**WHAT TO WORK ON**:
Keep every line in which "truck" occurs and drop the rest of the data.

**INPUT**:
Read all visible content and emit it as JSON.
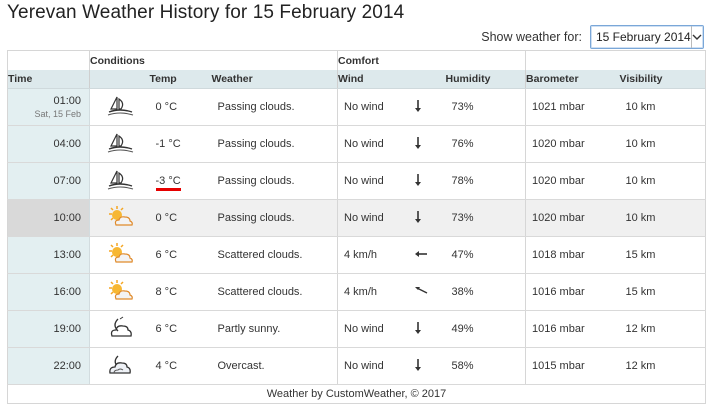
{
  "page": {
    "title": "Yerevan Weather History for 15 February 2014"
  },
  "selector": {
    "label": "Show weather for:",
    "value": "15 February 2014"
  },
  "table": {
    "groups": {
      "conditions": "Conditions",
      "comfort": "Comfort"
    },
    "headers": {
      "time": "Time",
      "temp": "Temp",
      "weather": "Weather",
      "wind": "Wind",
      "humidity": "Humidity",
      "barometer": "Barometer",
      "visibility": "Visibility"
    },
    "rows": [
      {
        "time": "01:00",
        "date": "Sat, 15 Feb",
        "icon": "night-cloud-icon",
        "temp": "0 °C",
        "weather": "Passing clouds.",
        "wind": "No wind",
        "wind_dir": "down",
        "humidity": "73%",
        "barometer": "1021 mbar",
        "visibility": "10 km"
      },
      {
        "time": "04:00",
        "date": "",
        "icon": "night-cloud-icon",
        "temp": "-1 °C",
        "weather": "Passing clouds.",
        "wind": "No wind",
        "wind_dir": "down",
        "humidity": "76%",
        "barometer": "1020 mbar",
        "visibility": "10 km"
      },
      {
        "time": "07:00",
        "date": "",
        "icon": "night-cloud-icon",
        "temp": "-3 °C",
        "weather": "Passing clouds.",
        "wind": "No wind",
        "wind_dir": "down",
        "humidity": "78%",
        "barometer": "1020 mbar",
        "visibility": "10 km"
      },
      {
        "time": "10:00",
        "date": "",
        "icon": "sun-cloud-icon",
        "temp": "0 °C",
        "weather": "Passing clouds.",
        "wind": "No wind",
        "wind_dir": "down",
        "humidity": "73%",
        "barometer": "1020 mbar",
        "visibility": "10 km"
      },
      {
        "time": "13:00",
        "date": "",
        "icon": "sun-cloud-icon",
        "temp": "6 °C",
        "weather": "Scattered clouds.",
        "wind": "4 km/h",
        "wind_dir": "left",
        "humidity": "47%",
        "barometer": "1018 mbar",
        "visibility": "15 km"
      },
      {
        "time": "16:00",
        "date": "",
        "icon": "sun-cloud-icon",
        "temp": "8 °C",
        "weather": "Scattered clouds.",
        "wind": "4 km/h",
        "wind_dir": "upleft",
        "humidity": "38%",
        "barometer": "1016 mbar",
        "visibility": "15 km"
      },
      {
        "time": "19:00",
        "date": "",
        "icon": "night-partly-icon",
        "temp": "6 °C",
        "weather": "Partly sunny.",
        "wind": "No wind",
        "wind_dir": "down",
        "humidity": "49%",
        "barometer": "1016 mbar",
        "visibility": "12 km"
      },
      {
        "time": "22:00",
        "date": "",
        "icon": "night-overcast-icon",
        "temp": "4 °C",
        "weather": "Overcast.",
        "wind": "No wind",
        "wind_dir": "down",
        "humidity": "58%",
        "barometer": "1015 mbar",
        "visibility": "12 km"
      }
    ],
    "highlight_row": 3,
    "marked_temp_row": 2,
    "footer": "Weather by CustomWeather, © 2017"
  },
  "colors": {
    "header_bg": "#dde9ec",
    "time_bg": "#e3eff1",
    "mark": "#e60000",
    "select_border": "#7aa7d8"
  }
}
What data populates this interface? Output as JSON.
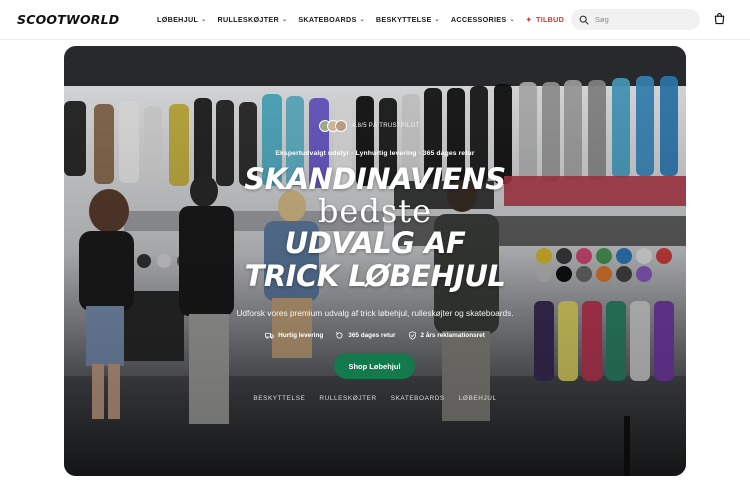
{
  "header": {
    "logo": "SCOOTWORLD",
    "nav": [
      {
        "label": "LØBEHJUL",
        "has_dropdown": true
      },
      {
        "label": "RULLESKØJTER",
        "has_dropdown": true
      },
      {
        "label": "SKATEBOARDS",
        "has_dropdown": true
      },
      {
        "label": "BESKYTTELSE",
        "has_dropdown": true
      },
      {
        "label": "ACCESSORIES",
        "has_dropdown": true
      },
      {
        "label": "TILBUD",
        "has_dropdown": false
      }
    ],
    "search_placeholder": "Søg",
    "cart_icon": "shopping-bag-icon",
    "sale_color": "#e03131"
  },
  "hero": {
    "trust_text": "4.8/5 PÅ TRUSTPILOT",
    "tagline": "Ekspertudvalgt udstyr · Lynhurtig levering · 365 dages retur",
    "title_lines": [
      "SKANDINAVIENS",
      "bedste",
      "UDVALG AF",
      "TRICK LØBEHJUL"
    ],
    "subtitle": "Udforsk vores premium udvalg af trick løbehjul, rulleskøjter og skateboards.",
    "features": [
      {
        "icon": "truck-icon",
        "label": "Hurtig levering"
      },
      {
        "icon": "return-icon",
        "label": "365 dages retur"
      },
      {
        "icon": "shield-check-icon",
        "label": "2 års reklamationsret"
      }
    ],
    "cta_label": "Shop Løbehjul",
    "cta_color": "#127a4c",
    "sublinks": [
      "BESKYTTELSE",
      "RULLESKØJTER",
      "SKATEBOARDS",
      "LØBEHJUL"
    ]
  }
}
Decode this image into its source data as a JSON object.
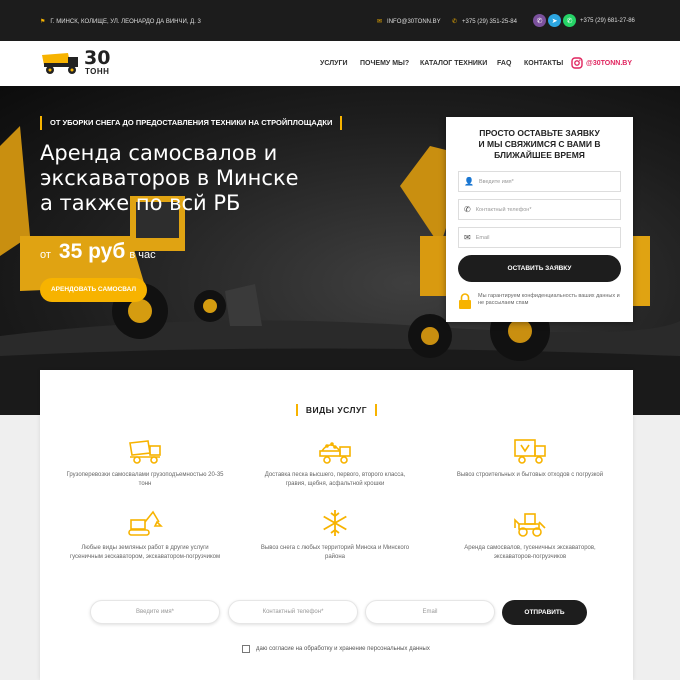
{
  "topbar": {
    "address": "Г. МИНСК, КОЛИЩЕ, УЛ. ЛЕОНАРДО ДА ВИНЧИ, Д. 3",
    "email": "INFO@30TONN.BY",
    "phone1": "+375 (29) 351-25-84",
    "phone2": "+375 (29) 681-27-86"
  },
  "nav": {
    "logo_number": "30",
    "logo_word": "ТОНН",
    "items": [
      "УСЛУГИ",
      "ПОЧЕМУ МЫ?",
      "КАТАЛОГ ТЕХНИКИ",
      "FAQ",
      "КОНТАКТЫ"
    ],
    "instagram": "@30TONN.BY"
  },
  "hero": {
    "tagline": "ОТ УБОРКИ СНЕГА ДО ПРЕДОСТАВЛЕНИЯ ТЕХНИКИ НА СТРОЙПЛОЩАДКИ",
    "title_line1": "Аренда самосвалов и",
    "title_line2": "экскаваторов в Минске",
    "title_line3": "а также по всй РБ",
    "price_from": "от",
    "price_value": "35 руб",
    "price_unit": "в час",
    "button": "АРЕНДОВАТЬ САМОСВАЛ"
  },
  "form": {
    "title_line1": "ПРОСТО ОСТАВЬТЕ ЗАЯВКУ",
    "title_line2": "И МЫ СВЯЖИМСЯ С ВАМИ В",
    "title_line3": "БЛИЖАЙШЕЕ ВРЕМЯ",
    "name_placeholder": "Введите имя*",
    "phone_placeholder": "Контактный телефон*",
    "email_placeholder": "Email",
    "submit": "ОСТАВИТЬ ЗАЯВКУ",
    "privacy_note": "Мы гарантируем конфиденциальность ваших данных и не рассылаем спам"
  },
  "services": {
    "title": "ВИДЫ УСЛУГ",
    "items": [
      {
        "icon": "dump-truck-icon",
        "text": "Грузоперевозки самосвалами грузоподъемностью 20-35 тонн"
      },
      {
        "icon": "sand-truck-icon",
        "text": "Доставка песка высшего, первого, второго класса, гравия, щебня, асфальтной крошки"
      },
      {
        "icon": "waste-truck-icon",
        "text": "Вывоз строительных и бытовых отходов с погрузкой"
      },
      {
        "icon": "excavator-icon",
        "text": "Любые виды земляных работ в другие услуги гусеничным экскаватором, экскаватором-погрузчиком"
      },
      {
        "icon": "snowflake-icon",
        "text": "Вывоз снега с любых территорий Минска и Минского района"
      },
      {
        "icon": "loader-icon",
        "text": "Аренда самосвалов, гусеничных экскаваторов, экскаваторов-погрузчиков"
      }
    ]
  },
  "bottom_form": {
    "name_placeholder": "Введите имя*",
    "phone_placeholder": "Контактный телефон*",
    "email_placeholder": "Email",
    "submit": "ОТПРАВИТЬ",
    "agree": "даю согласие на обработку и хранение персональных данных"
  },
  "colors": {
    "accent": "#f7b300",
    "dark": "#1d1d1d",
    "instagram": "#e0245e"
  }
}
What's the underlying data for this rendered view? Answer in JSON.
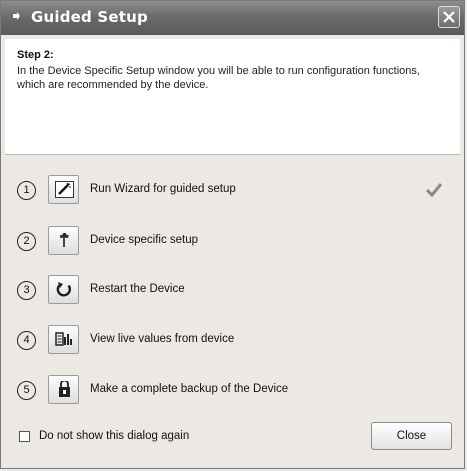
{
  "window": {
    "title": "Guided Setup",
    "title_icon": "gear-small-icon",
    "close_icon": "close-icon"
  },
  "info": {
    "step_title": "Step 2:",
    "step_description": "In the Device Specific Setup window you will be able to run configuration functions, which are recommended by the device."
  },
  "steps": [
    {
      "number": "1",
      "icon": "wizard-icon",
      "label": "Run Wizard for guided setup",
      "done": true
    },
    {
      "number": "2",
      "icon": "device-setup-icon",
      "label": "Device specific setup",
      "done": false
    },
    {
      "number": "3",
      "icon": "restart-icon",
      "label": "Restart the Device",
      "done": false
    },
    {
      "number": "4",
      "icon": "live-values-icon",
      "label": "View live values from device",
      "done": false
    },
    {
      "number": "5",
      "icon": "backup-icon",
      "label": "Make a complete backup of the Device",
      "done": false
    }
  ],
  "footer": {
    "dont_show_label": "Do not show this dialog again",
    "dont_show_checked": false,
    "close_label": "Close"
  },
  "colors": {
    "titlebar": "#6b6b6b",
    "check_mark": "#8a8a8a"
  }
}
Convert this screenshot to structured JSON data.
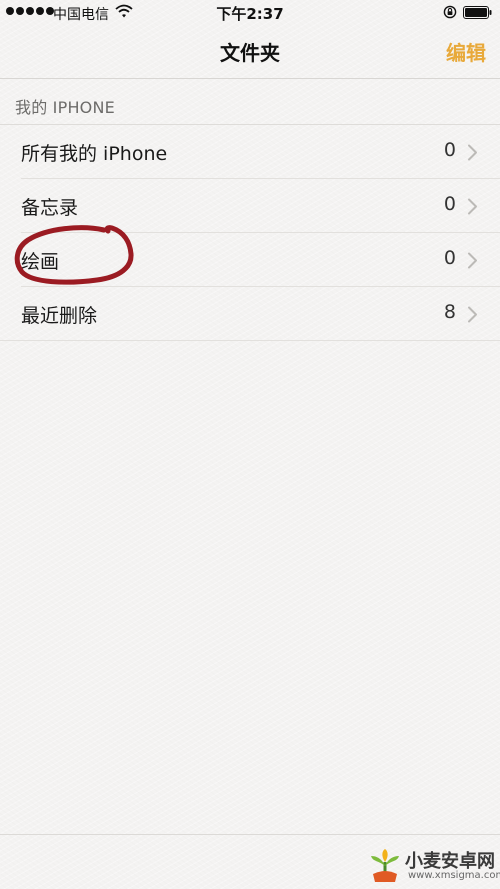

**RESULT FOR THIS EXERCISE**:
        "icon": "truck-icon",
        "icon": "dump-truck-icon",
        "icon": "sand-truck-icon",
        "icon": "waste-truck-icon",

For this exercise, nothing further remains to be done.